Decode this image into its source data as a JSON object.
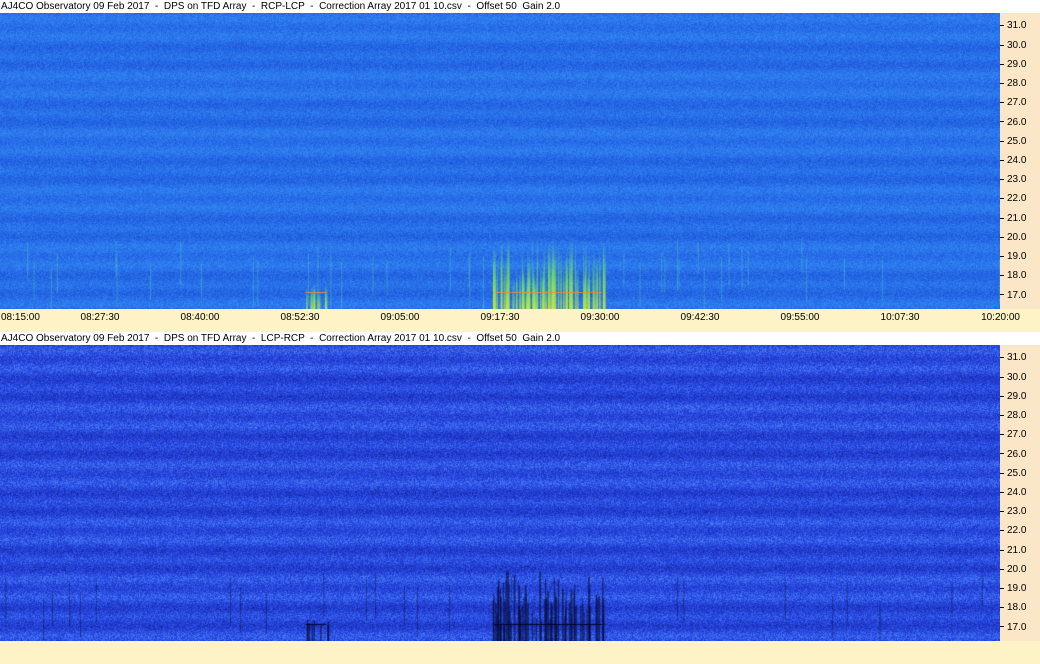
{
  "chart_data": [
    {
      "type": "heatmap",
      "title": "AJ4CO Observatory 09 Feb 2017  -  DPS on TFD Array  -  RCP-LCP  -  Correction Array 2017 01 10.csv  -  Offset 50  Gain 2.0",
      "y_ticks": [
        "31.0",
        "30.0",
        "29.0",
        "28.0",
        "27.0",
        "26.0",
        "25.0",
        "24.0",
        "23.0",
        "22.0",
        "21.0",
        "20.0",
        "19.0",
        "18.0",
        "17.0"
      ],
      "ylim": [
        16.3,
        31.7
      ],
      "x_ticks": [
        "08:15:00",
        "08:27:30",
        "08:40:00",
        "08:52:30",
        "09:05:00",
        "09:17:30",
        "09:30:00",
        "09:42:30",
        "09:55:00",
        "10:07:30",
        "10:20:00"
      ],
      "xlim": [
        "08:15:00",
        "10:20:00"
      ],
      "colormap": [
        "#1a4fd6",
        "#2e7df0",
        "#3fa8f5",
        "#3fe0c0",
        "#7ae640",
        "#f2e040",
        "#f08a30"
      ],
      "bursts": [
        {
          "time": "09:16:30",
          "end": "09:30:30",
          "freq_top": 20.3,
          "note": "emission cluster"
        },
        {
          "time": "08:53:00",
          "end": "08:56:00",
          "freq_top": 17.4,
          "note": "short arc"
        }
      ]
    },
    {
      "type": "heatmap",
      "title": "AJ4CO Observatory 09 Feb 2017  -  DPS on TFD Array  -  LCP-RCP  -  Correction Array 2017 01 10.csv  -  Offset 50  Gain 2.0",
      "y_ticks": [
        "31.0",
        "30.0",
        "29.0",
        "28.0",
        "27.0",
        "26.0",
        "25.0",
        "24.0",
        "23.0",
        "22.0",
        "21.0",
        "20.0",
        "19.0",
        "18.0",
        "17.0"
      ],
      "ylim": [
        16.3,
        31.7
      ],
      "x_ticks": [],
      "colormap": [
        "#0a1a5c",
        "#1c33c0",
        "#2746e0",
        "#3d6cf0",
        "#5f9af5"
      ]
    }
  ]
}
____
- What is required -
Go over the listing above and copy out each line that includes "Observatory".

- Output for this task -
      "title": "AJ4CO Observatory 09 Feb 2017  -  DPS on TFD Array  -  RCP-LCP  -  Correction Array 2017 01 10.csv  -  Offset 50  Gain 2.0",
      "title": "AJ4CO Observatory 09 Feb 2017  -  DPS on TFD Array  -  LCP-RCP  -  Correction Array 2017 01 10.csv  -  Offset 50  Gain 2.0",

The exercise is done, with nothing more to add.